### The task
Scan the data below. Pull out each line where "this" occurs.

***** Extracted data

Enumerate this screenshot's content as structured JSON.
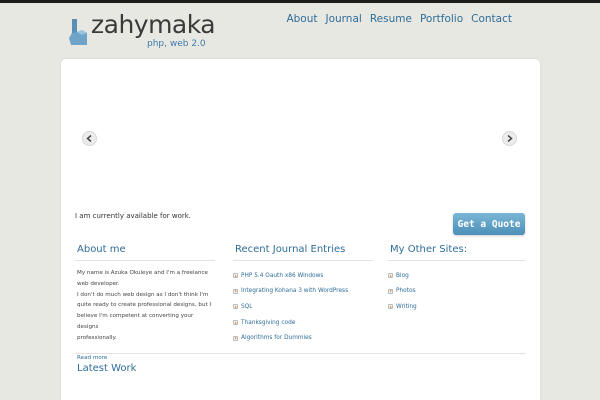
{
  "site": {
    "logo_text": "zahymaka",
    "tagline": "php, web 2.0"
  },
  "nav": {
    "items": [
      "About",
      "Journal",
      "Resume",
      "Portfolio",
      "Contact"
    ]
  },
  "slider": {
    "prev_icon": "chevron-left-icon",
    "next_icon": "chevron-right-icon"
  },
  "availability": {
    "text": "I am currently available for work.",
    "button_label": "Get a Quote"
  },
  "about": {
    "heading": "About me",
    "lines": [
      "My name is Azuka Okuleye and I'm a freelance",
      "web developer.",
      "I don't do much web design as I don't think I'm",
      "quite ready to create professional designs, but I",
      "believe I'm competent at converting your designs",
      "professionally."
    ],
    "read_more": "Read more"
  },
  "journal": {
    "heading": "Recent Journal Entries",
    "entries": [
      "PHP 5.4 Oauth x86 Windows",
      "Integrating Kohana 3 with WordPress",
      "SQL",
      "Thanksgiving code",
      "Algorithms for Dummies"
    ]
  },
  "other_sites": {
    "heading": "My Other Sites:",
    "items": [
      "Blog",
      "Photos",
      "Writing"
    ]
  },
  "latest_work": {
    "heading": "Latest Work"
  },
  "colors": {
    "accent": "#2f6d99",
    "button": "#5a9bc3",
    "background": "#e8e8e3",
    "bullet": "#d47a2a"
  }
}
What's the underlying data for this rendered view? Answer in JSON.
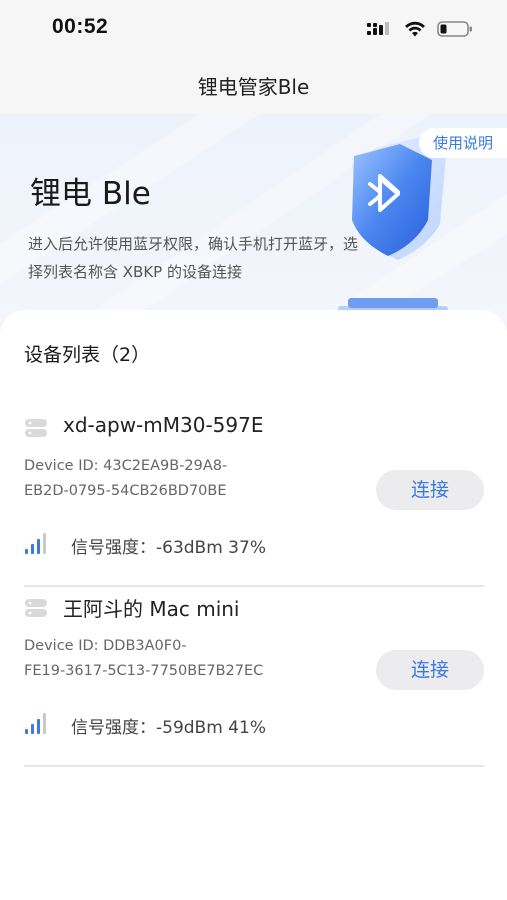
{
  "status": {
    "time": "00:52"
  },
  "nav": {
    "title": "锂电管家Ble"
  },
  "hero": {
    "title": "锂电 Ble",
    "description": "进入后允许使用蓝牙权限，确认手机打开蓝牙，选择列表名称含 XBKP 的设备连接",
    "help_label": "使用说明"
  },
  "device_list": {
    "header": "设备列表（2）",
    "devices": [
      {
        "name": "xd-apw-mM30-597E",
        "id_line1": "Device ID: 43C2EA9B-29A8-",
        "id_line2": "EB2D-0795-54CB26BD70BE",
        "connect_label": "连接",
        "signal": "信号强度：-63dBm 37%"
      },
      {
        "name": "王阿斗的 Mac mini",
        "id_line1": "Device ID: DDB3A0F0-",
        "id_line2": "FE19-3617-5C13-7750BE7B27EC",
        "connect_label": "连接",
        "signal": "信号强度：-59dBm 41%"
      }
    ]
  },
  "colors": {
    "accent": "#3b7ae0",
    "button_bg": "#ececee",
    "divider": "#e6e6e8"
  }
}
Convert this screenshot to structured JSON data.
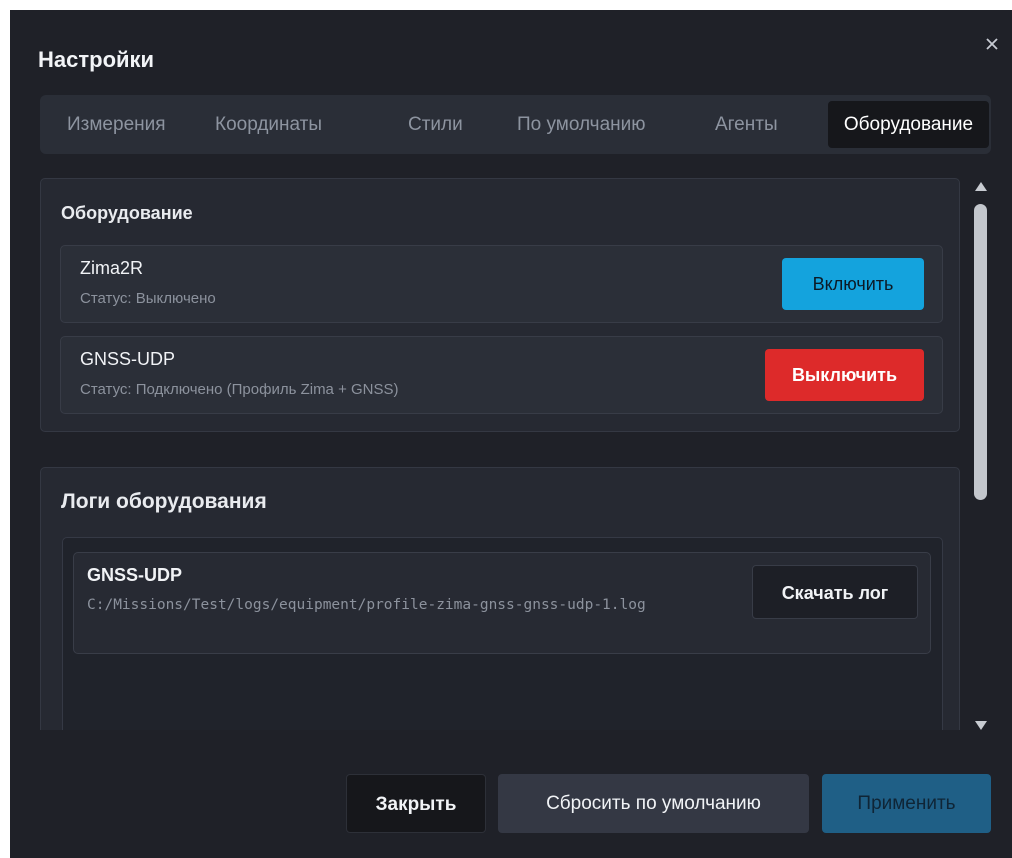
{
  "dialog": {
    "title": "Настройки",
    "close_icon": "close-icon"
  },
  "tabs": [
    {
      "label": "Измерения",
      "active": false
    },
    {
      "label": "Координаты",
      "active": false
    },
    {
      "label": "Стили",
      "active": false
    },
    {
      "label": "По умолчанию",
      "active": false
    },
    {
      "label": "Агенты",
      "active": false
    },
    {
      "label": "Оборудование",
      "active": true
    }
  ],
  "equipment": {
    "title": "Оборудование",
    "devices": [
      {
        "name": "Zima2R",
        "status": "Статус: Выключено",
        "action": "Включить"
      },
      {
        "name": "GNSS-UDP",
        "status": "Статус: Подключено (Профиль Zima + GNSS)",
        "action": "Выключить"
      }
    ]
  },
  "logs": {
    "title": "Логи оборудования",
    "entries": [
      {
        "name": "GNSS-UDP",
        "path": "C:/Missions/Test/logs/equipment/profile-zima-gnss-gnss-udp-1.log",
        "action": "Скачать лог"
      }
    ]
  },
  "footer": {
    "close": "Закрыть",
    "reset": "Сбросить по умолчанию",
    "apply": "Применить"
  },
  "colors": {
    "background": "#1f2128",
    "enable_button": "#14a3dd",
    "disable_button": "#dd2a2a",
    "apply_button": "#1f5f86"
  }
}
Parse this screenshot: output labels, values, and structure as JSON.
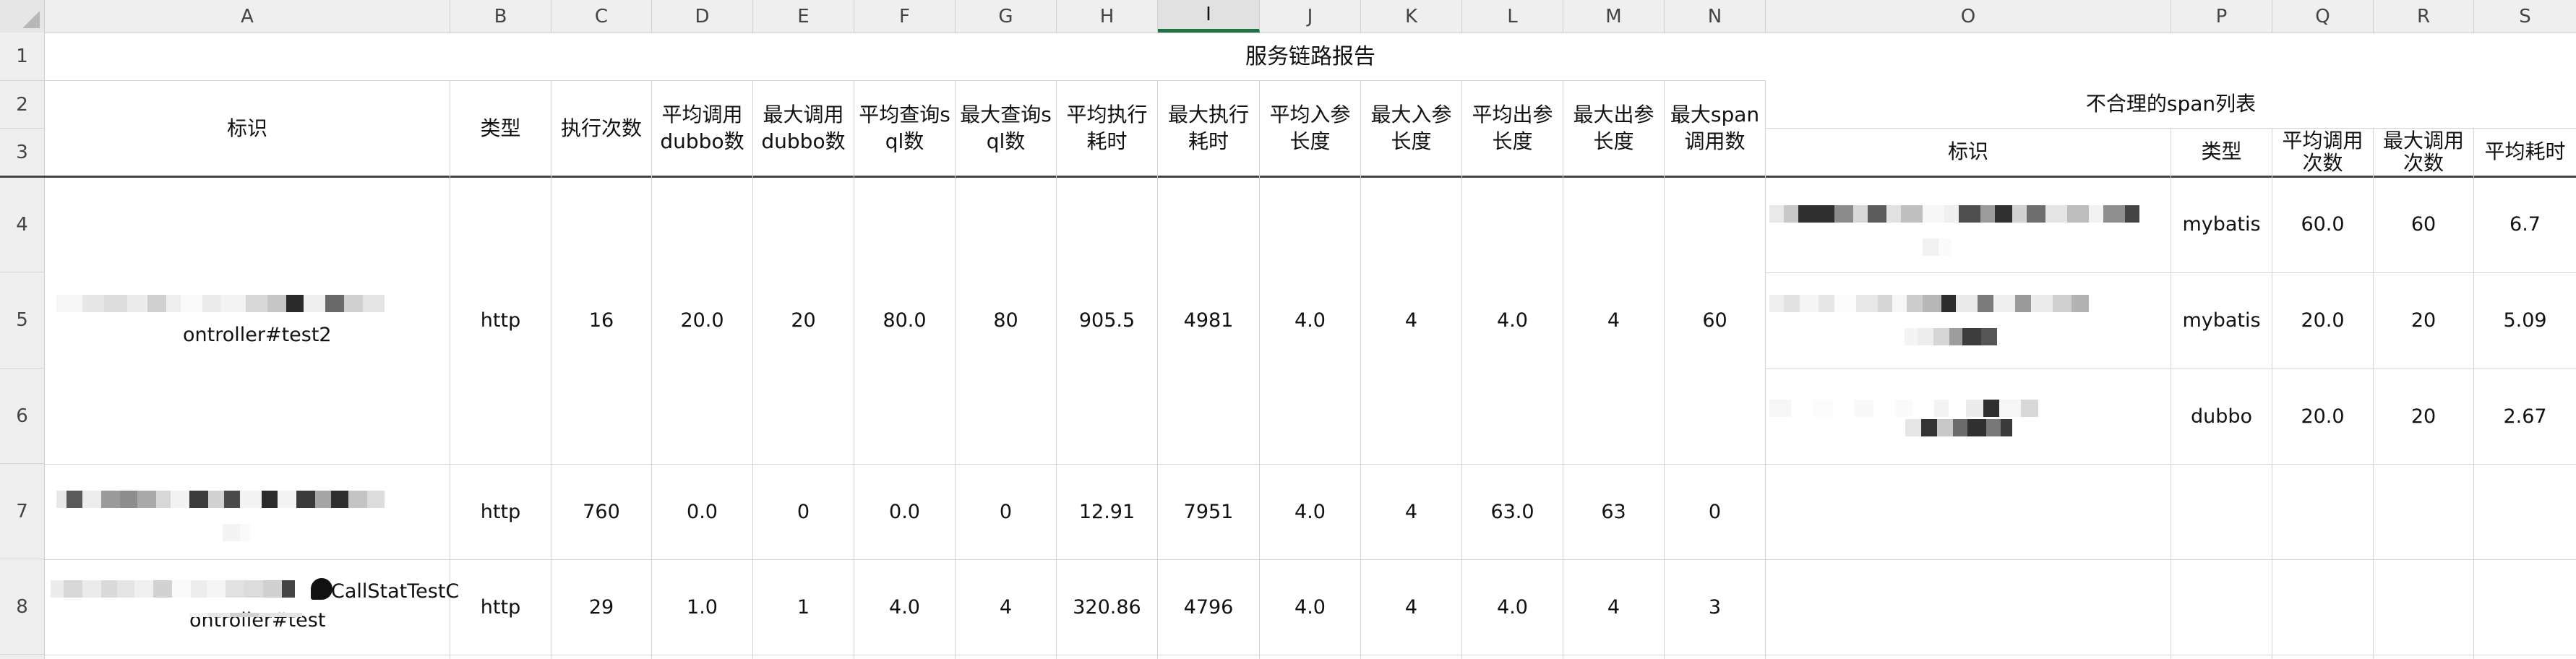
{
  "columns": [
    "A",
    "B",
    "C",
    "D",
    "E",
    "F",
    "G",
    "H",
    "I",
    "J",
    "K",
    "L",
    "M",
    "N",
    "O",
    "P",
    "Q",
    "R",
    "S"
  ],
  "active_column": "I",
  "rows": [
    "1",
    "2",
    "3",
    "4",
    "5",
    "6",
    "7",
    "8"
  ],
  "sheet": {
    "title": "服务链路报告",
    "headers": {
      "id": "标识",
      "type": "类型",
      "exec_count": "执行次数",
      "avg_dubbo_1": "平均调用",
      "avg_dubbo_2": "dubbo数",
      "max_dubbo_1": "最大调用",
      "max_dubbo_2": "dubbo数",
      "avg_sql_1": "平均查询s",
      "avg_sql_2": "ql数",
      "max_sql_1": "最大查询s",
      "max_sql_2": "ql数",
      "avg_time_1": "平均执行",
      "avg_time_2": "耗时",
      "max_time_1": "最大执行",
      "max_time_2": "耗时",
      "avg_in_1": "平均入参",
      "avg_in_2": "长度",
      "max_in_1": "最大入参",
      "max_in_2": "长度",
      "avg_out_1": "平均出参",
      "avg_out_2": "长度",
      "max_out_1": "最大出参",
      "max_out_2": "长度",
      "max_span_1": "最大span",
      "max_span_2": "调用数",
      "span_group": "不合理的span列表",
      "span_id": "标识",
      "span_type": "类型",
      "span_avg_1": "平均调用",
      "span_avg_2": "次数",
      "span_max_1": "最大调用",
      "span_max_2": "次数",
      "span_avg_time": "平均耗时"
    },
    "records": [
      {
        "id_visible": "ontroller#test2",
        "type": "http",
        "exec_count": "16",
        "avg_dubbo": "20.0",
        "max_dubbo": "20",
        "avg_sql": "80.0",
        "max_sql": "80",
        "avg_time": "905.5",
        "max_time": "4981",
        "avg_in": "4.0",
        "max_in": "4",
        "avg_out": "4.0",
        "max_out": "4",
        "max_span": "60"
      },
      {
        "id_visible": "",
        "type": "http",
        "exec_count": "760",
        "avg_dubbo": "0.0",
        "max_dubbo": "0",
        "avg_sql": "0.0",
        "max_sql": "0",
        "avg_time": "12.91",
        "max_time": "7951",
        "avg_in": "4.0",
        "max_in": "4",
        "avg_out": "63.0",
        "max_out": "63",
        "max_span": "0"
      },
      {
        "id_visible_1": "CallStatTestC",
        "id_visible_2": "ontroller#test",
        "type": "http",
        "exec_count": "29",
        "avg_dubbo": "1.0",
        "max_dubbo": "1",
        "avg_sql": "4.0",
        "max_sql": "4",
        "avg_time": "320.86",
        "max_time": "4796",
        "avg_in": "4.0",
        "max_in": "4",
        "avg_out": "4.0",
        "max_out": "4",
        "max_span": "3"
      }
    ],
    "spans": [
      {
        "type": "mybatis",
        "avg_calls": "60.0",
        "max_calls": "60",
        "avg_time": "6.7"
      },
      {
        "type": "mybatis",
        "avg_calls": "20.0",
        "max_calls": "20",
        "avg_time": "5.09"
      },
      {
        "type": "dubbo",
        "avg_calls": "20.0",
        "max_calls": "20",
        "avg_time": "2.67"
      }
    ]
  }
}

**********

### Task output
Enumerate this screenshot's content as structured JSON.
What's the underlying data for this rendered view? Answer in JSON.
Convert this screenshot to structured JSON data.
Parse this screenshot: output labels, values, and structure as JSON.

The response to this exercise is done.